Given this reassuring state, I can be taken aback when they momentarily act like “real” teens.
I have held family dinnertime sacred in my house. Even through change, upheaval and redefinition of family itself, dinners together come first. Last night at dinner I asked the kids why they thought dinners together were so important. My middle child said with a snarky tone, “because they keep us connected at the heart.” Her hands acted this out with fingers first intertwined and then in the shape of a heart. Eyes rolled. But then, thankfully there came a smile.
The evidence continues to pour in. Eating meals with family is good for kids.  In 2010 a study of nearly 9,000 4 year-old children published in the journal Pediatrics concluded (in part) that young children who regularly ate the evening meal as a family had a significantly lower prevalence of obesity. Other studies recently published in the journal Obesity have supported the idea that teenagers who eat with their family are less likely to be obese at baseline. Then last month yet another group of researchers published data showing that teens who eat with their families have higher well-being, lower depression and fewer risk-taking behaviors. More work has shown frequent family meals were significantly associated with a lower likelihood of adolescent alcohol and tobacco use. In the May 2010 issue of Journal of Health Psychology teens’ experience at the mealtimes was found to be connected with this decreased rate of substance use.
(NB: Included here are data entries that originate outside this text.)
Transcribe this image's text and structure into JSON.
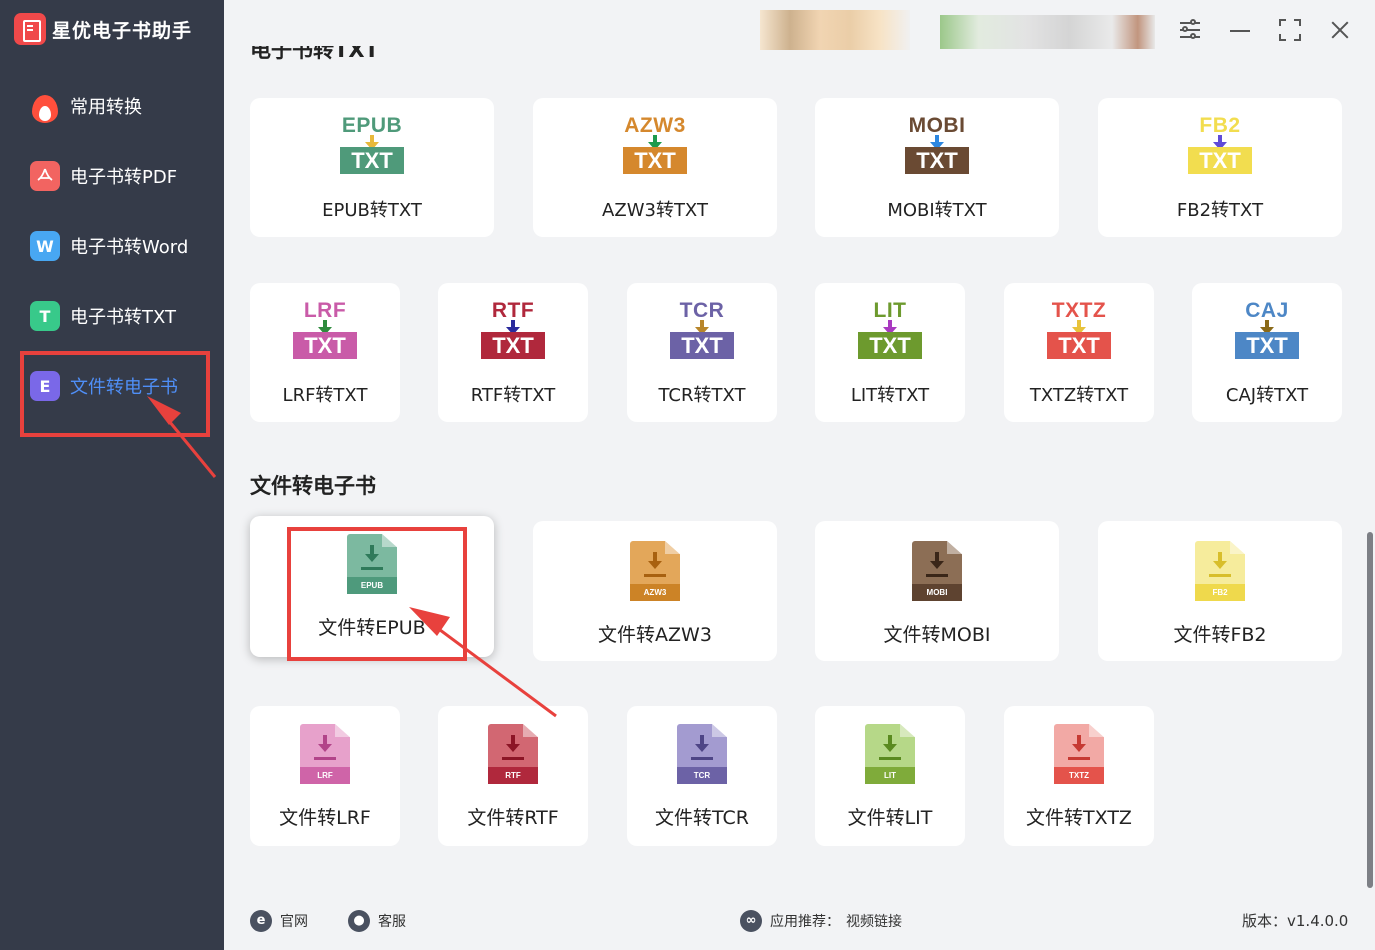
{
  "app": {
    "title": "星优电子书助手"
  },
  "sidebar": {
    "items": [
      {
        "label": "常用转换"
      },
      {
        "label": "电子书转PDF",
        "icon_text": "PDF"
      },
      {
        "label": "电子书转Word",
        "icon_text": "W"
      },
      {
        "label": "电子书转TXT",
        "icon_text": "T"
      },
      {
        "label": "文件转电子书",
        "icon_text": "E"
      }
    ]
  },
  "sections": {
    "ebook_to_txt_title": "电子书转TXT",
    "file_to_ebook_title": "文件转电子书"
  },
  "to_txt_cards": [
    {
      "fmt": "EPUB",
      "label": "EPUB转TXT",
      "color": "#4f9a7a",
      "arrow": "#e8b93b"
    },
    {
      "fmt": "AZW3",
      "label": "AZW3转TXT",
      "color": "#d5882d",
      "arrow": "#1d9a4d"
    },
    {
      "fmt": "MOBI",
      "label": "MOBI转TXT",
      "color": "#6a4a33",
      "arrow": "#2d87e0"
    },
    {
      "fmt": "FB2",
      "label": "FB2转TXT",
      "color": "#f2dd4f",
      "arrow": "#5f4bd8"
    },
    {
      "fmt": "LRF",
      "label": "LRF转TXT",
      "color": "#c95ba8",
      "arrow": "#2e8b3d"
    },
    {
      "fmt": "RTF",
      "label": "RTF转TXT",
      "color": "#b0283c",
      "arrow": "#2a2a9c"
    },
    {
      "fmt": "TCR",
      "label": "TCR转TXT",
      "color": "#6c62a6",
      "arrow": "#b8862b"
    },
    {
      "fmt": "LIT",
      "label": "LIT转TXT",
      "color": "#6d9a2e",
      "arrow": "#a93ac0"
    },
    {
      "fmt": "TXTZ",
      "label": "TXTZ转TXT",
      "color": "#e4534b",
      "arrow": "#e8c33b"
    },
    {
      "fmt": "CAJ",
      "label": "CAJ转TXT",
      "color": "#4d87c6",
      "arrow": "#8a6a19"
    }
  ],
  "to_ebook_cards": [
    {
      "fmt": "EPUB",
      "label": "文件转EPUB",
      "color": "#7cb9a0",
      "band": "#4e9a7c",
      "dl": "#2f7a5a"
    },
    {
      "fmt": "AZW3",
      "label": "文件转AZW3",
      "color": "#e3a75a",
      "band": "#cc8326",
      "dl": "#a86110"
    },
    {
      "fmt": "MOBI",
      "label": "文件转MOBI",
      "color": "#8c6e55",
      "band": "#5e4330",
      "dl": "#3a2618"
    },
    {
      "fmt": "FB2",
      "label": "文件转FB2",
      "color": "#f6ec9c",
      "band": "#efd94c",
      "dl": "#d8be2b"
    },
    {
      "fmt": "LRF",
      "label": "文件转LRF",
      "color": "#e7a1cb",
      "band": "#cf64a8",
      "dl": "#b24489"
    },
    {
      "fmt": "RTF",
      "label": "文件转RTF",
      "color": "#d26772",
      "band": "#b0283c",
      "dl": "#8c1526"
    },
    {
      "fmt": "TCR",
      "label": "文件转TCR",
      "color": "#a39bd0",
      "band": "#6c62a6",
      "dl": "#4e4586"
    },
    {
      "fmt": "LIT",
      "label": "文件转LIT",
      "color": "#b6d888",
      "band": "#7fab3a",
      "dl": "#5a8a1f"
    },
    {
      "fmt": "TXTZ",
      "label": "文件转TXTZ",
      "color": "#f2a9a5",
      "band": "#e4534b",
      "dl": "#c63a33"
    }
  ],
  "footer": {
    "website": "官网",
    "service": "客服",
    "recommend_label": "应用推荐：",
    "recommend_link": "视频链接",
    "version": "版本：v1.4.0.0"
  },
  "colors": {
    "sidebar_bg": "#353b49",
    "accent": "#4f8ff7",
    "annotation_red": "#e8413d"
  }
}
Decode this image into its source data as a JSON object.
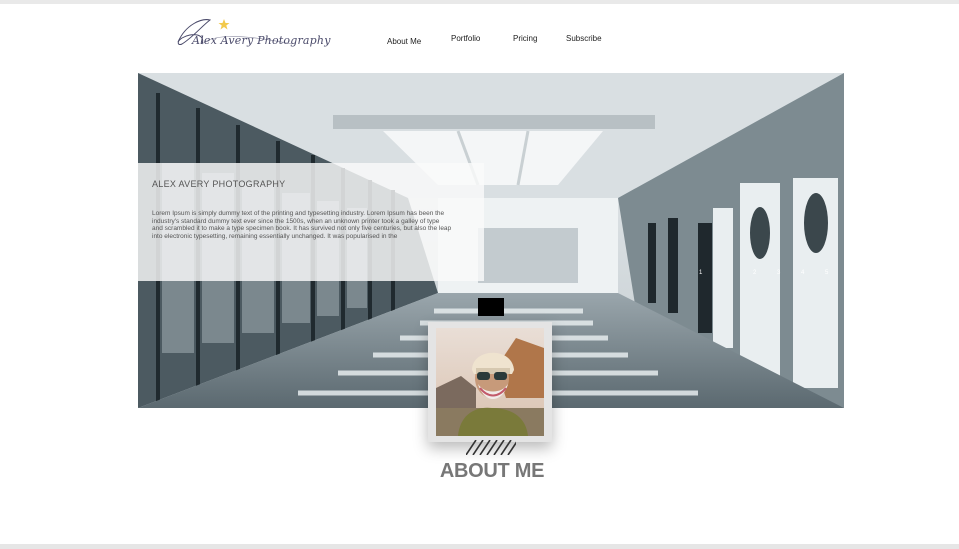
{
  "header": {
    "logo_text": "Alex Avery Photography",
    "nav": [
      "About Me",
      "Portfolio",
      "Pricing",
      "Subscribe"
    ]
  },
  "hero": {
    "title": "ALEX AVERY PHOTOGRAPHY",
    "body": "Lorem Ipsum is simply dummy text of the printing and typesetting industry. Lorem Ipsum has been the industry's standard dummy text ever since the 1500s, when an unknown printer took a galley of type and scrambled it to make a type specimen book. It has survived not only five centuries, but also the leap into electronic typesetting, remaining essentially unchanged. It was popularised in the",
    "pager": [
      "1",
      "2",
      "3",
      "4",
      "5"
    ]
  },
  "about": {
    "title": "ABOUT ME"
  },
  "colors": {
    "accent": "#777777",
    "logo_star": "#f2c94c"
  }
}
Looking at all of this evidence makes it very clear. We need to eat dinner with our kids for the sake of their health. We need to cultivate ways to make our dinnertime conversations meaningful, interesting, thought-provoking. Sure, some of the research shows a benefit to simply sitting around the table together but, you might as well have fun while you sit there. Around my table we have through the years talked about almost everything. Any topic is acceptable if brought up with good intention and true curiosity. Politics, sex, religion? We have covered them all. We have played games. I have been repeatedly accused of being a pain about their manners. There have been giggles, anger and tears. We rate the meals so I know whether to cook the recipes again. Lots of meals have been rejected. And instead of cooking, many pizzas have been ordered.
Now with so many sports teams, part-time jobs, extracurricular activities and social engagements that my head spins keeping it all straight, we don’t all sit together every night. But, whomever is at home sits and talks. Sometimes I wait up and eat with the late-after-practice arrivers. Sundays we all meet – even if other invitations have to be turned down. I’d like to think this commitment has paid off through the years.
My eldest can be a bit quiet. I generalize this into fitting his teen boy status – they all keep to them selves a bit don’t they? Once not too long ago, I challenged him on his laconic nature. I asked if he would talk to me when it really mattered? He stopped, looked at me and said yes. I asked why? How could I be sure? He explained that he knew I could handle talking about anything. After all, we do just that on any given Sunday around the table.